August 25, 2006
August 25, 2006, Greencastle, Ind. - "The IRS, which took in $990,249,000,000 in 2005 personal income taxes, is considered a cost center of government, not a profit center. Go figure," writes Ken Bode in today's Indianapolis Star. In his weekly op-ed, the Eugene S. Pulliam Distinguished Visiting Professor of Journalism at DePauw University examines two cost-cutting proposals at the Internal Revenue Service.
One of the proposals, made public last month, would "cut by nearly half the jobs of lawyers at the IRS who audit the tax returns of the richest Americans, those who must pay gift and estate taxes when they transfer parts of their fortunes to their children and other relatives," Dr. Bode writes. "Failing to achieve a repeal of the estate tax in Congress, this is a back-door way of protecting the wealthiest Americans, those with complex tax avoidance schemes, from thorough auditing by the IRS." This, despite the fact that "the Treasury Department has told Congress 'that cheating among the highest-income Americans is a major and growing problem.'"

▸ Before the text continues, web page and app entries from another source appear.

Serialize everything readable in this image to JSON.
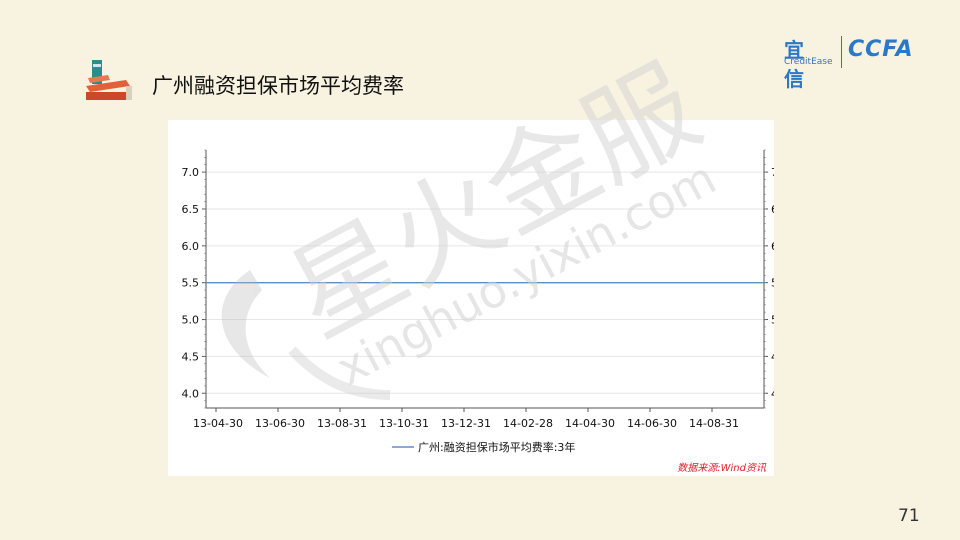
{
  "slide": {
    "title": "广州融资担保市场平均费率",
    "page_number": "71"
  },
  "logo": {
    "brand_cn": "宜信",
    "brand_en": "CreditEase",
    "partner": "CCFA"
  },
  "watermark": {
    "text_cn": "星火金服",
    "url": "xinghuo.yixin.com"
  },
  "colors": {
    "series_line": "#5b8ec7",
    "source_text": "#e0202a",
    "background": "#f8f3e0"
  },
  "chart_data": {
    "type": "line",
    "categories": [
      "13-04-30",
      "13-06-30",
      "13-08-31",
      "13-10-31",
      "13-12-31",
      "14-02-28",
      "14-04-30",
      "14-06-30",
      "14-08-31"
    ],
    "series": [
      {
        "name": "广州:融资担保市场平均费率:3年",
        "values": [
          5.5,
          5.5,
          5.5,
          5.5,
          5.5,
          5.5,
          5.5,
          5.5,
          5.5
        ]
      }
    ],
    "y_ticks": [
      "4.0",
      "4.5",
      "5.0",
      "5.5",
      "6.0",
      "6.5",
      "7.0"
    ],
    "ylim": [
      3.8,
      7.3
    ],
    "secondary_y_axis": true,
    "grid": "horizontal",
    "legend_position": "bottom-center",
    "source": "数据来源:Wind资讯"
  }
}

Last week, the IRS announced plans "to privatize the collection of overdue liabilities. For the 350,000 taxpayers now in arrears up to $25,000, their tax records will be turned over to private collection agencies. So, if you are behind on your taxes, your mailbox may soon begin to fill up with dunning notices from the experts in threatening mail, followed by their menacing phone calls. For every dollar they collect, these modern-day tax farmers will keep nearly a quarter. Why this change in policy? The IRS blames Congress, which has refused to allow the hiring of enough revenue agents for the government to do the job itself ... The IRS projects that privatizing tax collection would net only $1.1 billion in revenues over 10 years. If the agency had the manpower to do the job itself, the take would be $87 billion," an "astonishing disparity," the former CNN senior political analyst asserts.

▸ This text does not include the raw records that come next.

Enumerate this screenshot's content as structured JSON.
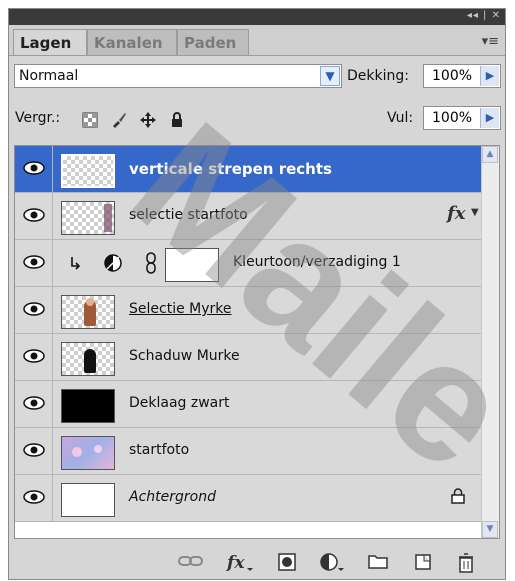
{
  "panel": {
    "title_controls": "◂◂ | ✕",
    "tabs": [
      {
        "label": "Lagen"
      },
      {
        "label": "Kanalen"
      },
      {
        "label": "Paden"
      }
    ],
    "menu_icon": "▾≡"
  },
  "blend": {
    "mode": "Normaal",
    "opacity_label": "Dekking:",
    "opacity_value": "100%",
    "lock_label": "Vergr.:",
    "fill_label": "Vul:",
    "fill_value": "100%"
  },
  "layers": [
    {
      "name": "verticale strepen rechts",
      "selected": true
    },
    {
      "name": "selectie startfoto",
      "fx": "fx"
    },
    {
      "name": "Kleurtoon/verzadiging 1"
    },
    {
      "name": "Selectie Myrke"
    },
    {
      "name": "Schaduw Murke"
    },
    {
      "name": "Deklaag zwart"
    },
    {
      "name": "startfoto"
    },
    {
      "name": "Achtergrond"
    }
  ],
  "watermark": "Maile",
  "colors": {
    "selected": "#3568c8",
    "panel_bg": "#d6d6d6",
    "accent": "#2d5db5"
  },
  "icons": [
    "eye-icon",
    "link-icon",
    "fx-icon",
    "mask-icon",
    "adjustment-icon",
    "folder-icon",
    "new-layer-icon",
    "trash-icon",
    "lock-icon"
  ]
}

Bode concludes, "In the past, the IRS has been mismanaged and misused, including at times as a lever to pry political support or punish opposition. Most of that ended with the Nixon administration. But these two examples illustrate the fact that ideology impacts governance, and privatization can sometimes cost a lot more than it saves."

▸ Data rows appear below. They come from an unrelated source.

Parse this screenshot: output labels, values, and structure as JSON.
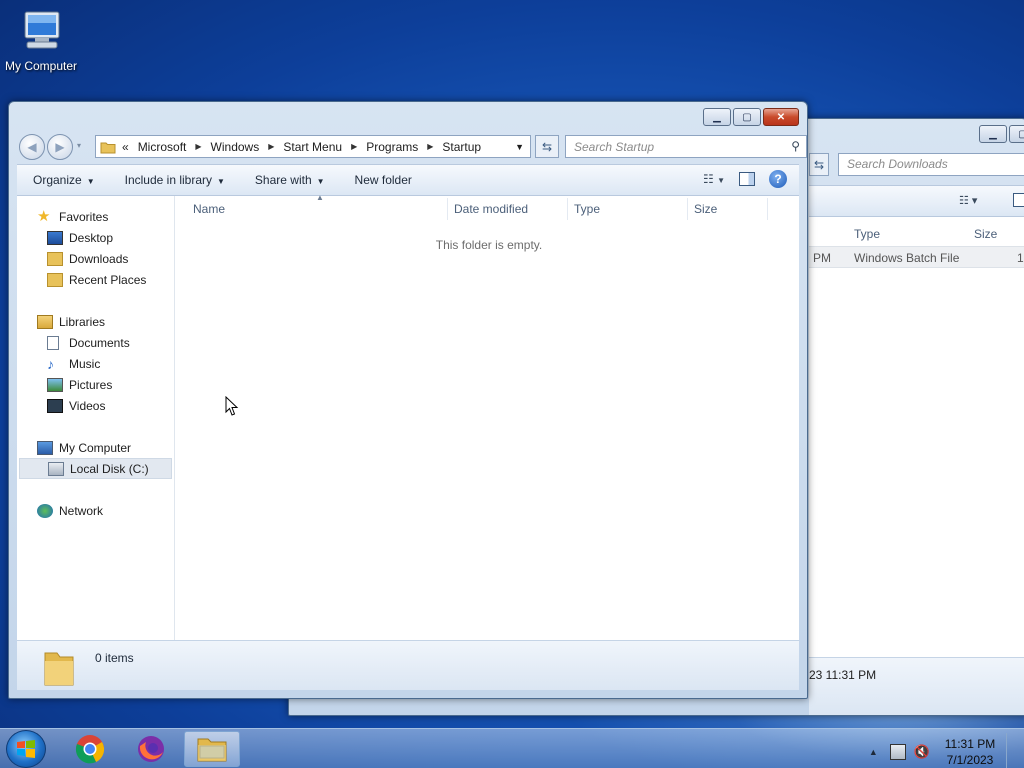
{
  "desktop": {
    "icons": [
      {
        "label": "My Computer"
      }
    ]
  },
  "background_window": {
    "search_placeholder": "Search Downloads",
    "columns": {
      "type": "Type",
      "size": "Size"
    },
    "row": {
      "modified_tail": "PM",
      "type": "Windows Batch File",
      "size_fragment": "1"
    },
    "details_text": "23 11:31 PM"
  },
  "main_window": {
    "address": {
      "overflow": "«",
      "crumbs": [
        "Microsoft",
        "Windows",
        "Start Menu",
        "Programs",
        "Startup"
      ]
    },
    "search_placeholder": "Search Startup",
    "toolbar": {
      "organize": "Organize",
      "include_in_library": "Include in library",
      "share_with": "Share with",
      "new_folder": "New folder"
    },
    "nav": {
      "favorites": "Favorites",
      "desktop": "Desktop",
      "downloads": "Downloads",
      "recent_places": "Recent Places",
      "libraries": "Libraries",
      "documents": "Documents",
      "music": "Music",
      "pictures": "Pictures",
      "videos": "Videos",
      "my_computer": "My Computer",
      "local_disk": "Local Disk (C:)",
      "network": "Network"
    },
    "columns": {
      "name": "Name",
      "date_modified": "Date modified",
      "type": "Type",
      "size": "Size"
    },
    "empty_message": "This folder is empty.",
    "details": {
      "item_count": "0 items"
    }
  },
  "taskbar": {
    "pinned": [
      "chrome-icon",
      "firefox-icon",
      "explorer-icon"
    ],
    "clock": {
      "time": "11:31 PM",
      "date": "7/1/2023"
    }
  }
}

Read the complete column at College News.org.
Last week, Ken Bode wrote about how Democrats risk being "Swift boated" again if the party cannot agree on a convincing message. Read more in this previous story. He was also quoted in a Sunday Boston Globe article on TV's Meredith Vieira.
Source: Indianapolis StarBack